 “If we fail, it would be only our fault,” said an engineer in Tripoli quoted by Reuters. “Before we blamed everything on Gaddafi, it was easy. Now we can only blame ourselves.”

 When someone else is calling the shots there is an element of freedom in the repression.  Freedom to blame someone else for your troubles. And the more iron-fisted the control is, the more excuses you have for your own predicament—the more it’s someone else’s fault. It’s even more convenient if that someone is on posters, TV, or represented by statues. The name for your pain becomes ubiquitous.

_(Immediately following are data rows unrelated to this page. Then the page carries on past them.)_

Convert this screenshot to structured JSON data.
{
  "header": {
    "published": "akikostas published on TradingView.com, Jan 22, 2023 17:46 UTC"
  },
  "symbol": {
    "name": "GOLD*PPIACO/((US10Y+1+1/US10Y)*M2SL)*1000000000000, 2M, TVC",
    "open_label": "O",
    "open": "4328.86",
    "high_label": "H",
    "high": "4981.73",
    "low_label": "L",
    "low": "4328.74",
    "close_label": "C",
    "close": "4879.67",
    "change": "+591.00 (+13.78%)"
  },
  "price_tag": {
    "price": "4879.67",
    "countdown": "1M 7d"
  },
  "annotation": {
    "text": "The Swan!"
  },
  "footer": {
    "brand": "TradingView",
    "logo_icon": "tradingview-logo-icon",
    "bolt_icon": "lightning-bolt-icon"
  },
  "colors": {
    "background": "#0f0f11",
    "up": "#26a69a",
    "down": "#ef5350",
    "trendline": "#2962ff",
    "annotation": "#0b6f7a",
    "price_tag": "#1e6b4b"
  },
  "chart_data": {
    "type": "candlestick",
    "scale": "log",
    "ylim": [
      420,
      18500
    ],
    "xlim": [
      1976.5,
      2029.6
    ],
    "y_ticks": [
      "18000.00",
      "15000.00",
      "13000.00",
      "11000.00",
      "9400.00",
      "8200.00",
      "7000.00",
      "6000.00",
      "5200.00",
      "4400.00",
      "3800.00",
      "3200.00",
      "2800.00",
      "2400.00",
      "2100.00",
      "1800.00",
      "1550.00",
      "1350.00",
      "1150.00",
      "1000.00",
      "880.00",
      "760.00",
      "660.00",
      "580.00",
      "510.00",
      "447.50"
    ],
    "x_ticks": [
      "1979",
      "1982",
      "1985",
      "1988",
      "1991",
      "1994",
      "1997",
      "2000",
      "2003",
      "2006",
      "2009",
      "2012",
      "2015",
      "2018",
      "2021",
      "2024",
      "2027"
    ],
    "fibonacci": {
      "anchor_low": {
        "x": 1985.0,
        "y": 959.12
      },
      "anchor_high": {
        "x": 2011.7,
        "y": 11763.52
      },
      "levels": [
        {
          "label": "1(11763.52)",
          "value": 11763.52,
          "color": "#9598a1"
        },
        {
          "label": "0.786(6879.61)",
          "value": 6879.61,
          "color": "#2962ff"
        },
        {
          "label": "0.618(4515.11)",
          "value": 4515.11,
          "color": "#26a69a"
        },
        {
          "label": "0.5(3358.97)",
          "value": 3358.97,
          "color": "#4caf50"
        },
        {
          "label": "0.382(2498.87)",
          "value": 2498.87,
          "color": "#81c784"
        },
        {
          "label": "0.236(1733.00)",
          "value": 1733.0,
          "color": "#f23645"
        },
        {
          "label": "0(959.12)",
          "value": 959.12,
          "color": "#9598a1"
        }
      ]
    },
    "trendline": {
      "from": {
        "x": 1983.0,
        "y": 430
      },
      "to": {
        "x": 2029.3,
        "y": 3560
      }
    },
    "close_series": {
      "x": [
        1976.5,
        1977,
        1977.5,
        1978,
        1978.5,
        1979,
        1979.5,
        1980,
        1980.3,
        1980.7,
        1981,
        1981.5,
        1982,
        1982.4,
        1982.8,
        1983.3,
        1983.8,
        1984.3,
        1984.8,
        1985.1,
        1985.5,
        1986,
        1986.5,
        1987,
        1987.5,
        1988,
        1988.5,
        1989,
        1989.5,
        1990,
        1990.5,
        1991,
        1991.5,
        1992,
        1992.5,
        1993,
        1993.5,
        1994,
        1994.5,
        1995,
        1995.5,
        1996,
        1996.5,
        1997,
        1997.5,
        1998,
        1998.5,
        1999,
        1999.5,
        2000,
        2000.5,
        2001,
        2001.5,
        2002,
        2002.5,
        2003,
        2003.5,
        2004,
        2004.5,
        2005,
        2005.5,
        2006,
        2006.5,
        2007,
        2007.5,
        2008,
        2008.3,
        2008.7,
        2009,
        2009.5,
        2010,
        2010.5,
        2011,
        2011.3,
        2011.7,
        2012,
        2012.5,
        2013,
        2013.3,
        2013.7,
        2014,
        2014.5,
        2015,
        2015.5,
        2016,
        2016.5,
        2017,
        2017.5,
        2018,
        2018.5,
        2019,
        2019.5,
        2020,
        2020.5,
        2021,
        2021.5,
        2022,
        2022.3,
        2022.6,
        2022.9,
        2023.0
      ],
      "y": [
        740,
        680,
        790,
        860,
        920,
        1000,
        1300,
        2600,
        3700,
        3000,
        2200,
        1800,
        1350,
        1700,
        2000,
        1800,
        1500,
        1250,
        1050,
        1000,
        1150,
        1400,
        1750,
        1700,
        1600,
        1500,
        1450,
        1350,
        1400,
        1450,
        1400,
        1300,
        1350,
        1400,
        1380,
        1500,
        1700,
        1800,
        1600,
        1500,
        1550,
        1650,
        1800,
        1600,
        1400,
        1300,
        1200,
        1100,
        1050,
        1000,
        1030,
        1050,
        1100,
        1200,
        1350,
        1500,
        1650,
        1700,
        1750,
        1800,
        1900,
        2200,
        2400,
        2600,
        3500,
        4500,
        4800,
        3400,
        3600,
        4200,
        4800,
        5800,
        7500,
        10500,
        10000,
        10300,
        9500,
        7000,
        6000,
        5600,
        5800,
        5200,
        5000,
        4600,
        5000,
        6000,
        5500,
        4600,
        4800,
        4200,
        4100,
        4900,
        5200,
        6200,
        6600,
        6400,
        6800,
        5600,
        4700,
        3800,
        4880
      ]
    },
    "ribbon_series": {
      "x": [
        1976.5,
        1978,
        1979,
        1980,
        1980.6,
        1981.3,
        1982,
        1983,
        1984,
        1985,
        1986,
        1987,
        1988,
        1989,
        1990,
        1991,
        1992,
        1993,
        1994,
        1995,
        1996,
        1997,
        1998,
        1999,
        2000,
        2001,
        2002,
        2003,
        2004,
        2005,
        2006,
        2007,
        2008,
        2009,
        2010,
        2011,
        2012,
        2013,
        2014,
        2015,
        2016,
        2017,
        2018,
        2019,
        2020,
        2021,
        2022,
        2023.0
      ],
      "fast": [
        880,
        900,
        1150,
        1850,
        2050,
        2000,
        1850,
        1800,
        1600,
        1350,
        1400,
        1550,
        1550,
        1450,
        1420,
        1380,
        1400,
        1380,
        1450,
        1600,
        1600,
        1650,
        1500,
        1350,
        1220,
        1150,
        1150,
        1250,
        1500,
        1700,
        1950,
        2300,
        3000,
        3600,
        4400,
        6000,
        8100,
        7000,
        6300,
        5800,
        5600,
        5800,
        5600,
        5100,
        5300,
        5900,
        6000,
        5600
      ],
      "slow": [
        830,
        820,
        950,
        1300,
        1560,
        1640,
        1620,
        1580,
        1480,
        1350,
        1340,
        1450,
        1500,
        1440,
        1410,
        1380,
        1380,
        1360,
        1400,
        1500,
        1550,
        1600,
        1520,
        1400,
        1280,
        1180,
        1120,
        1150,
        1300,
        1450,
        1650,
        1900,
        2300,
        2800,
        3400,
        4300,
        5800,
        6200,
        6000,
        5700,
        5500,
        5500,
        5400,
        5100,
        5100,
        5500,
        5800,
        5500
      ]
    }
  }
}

 Not everyone in the world can blame a dictator or monarch for their misfortune or lack of success, though. But many have a radio show host or political figure-du jour that fits the bill. And others choose to fill this role with vengeful bosses, overbearing spouses, or controlling parents or in-laws. Not to mention the looming specter of corporations, government, or religion. There’s no shortage of people or organizations to lay blame, and we can usually find like-minded confidants to share in our woe.

That’s because complaining is easy. it’s not easy to take stock of ourselves and take the action necessary to remedy the shortcomings that hold us back. It’s not easy to topple those statues we love to point our fingers at. But it’s something that everyone can do if they choose. As Teddy Roosevelt said, “If you could kick the person in the pants responsible for most of your trouble, you wouldn’t sit for a month.”

So declare your own little revolution, throw some ropes around whatever it is you’ve been blaming, and topple it once and for all.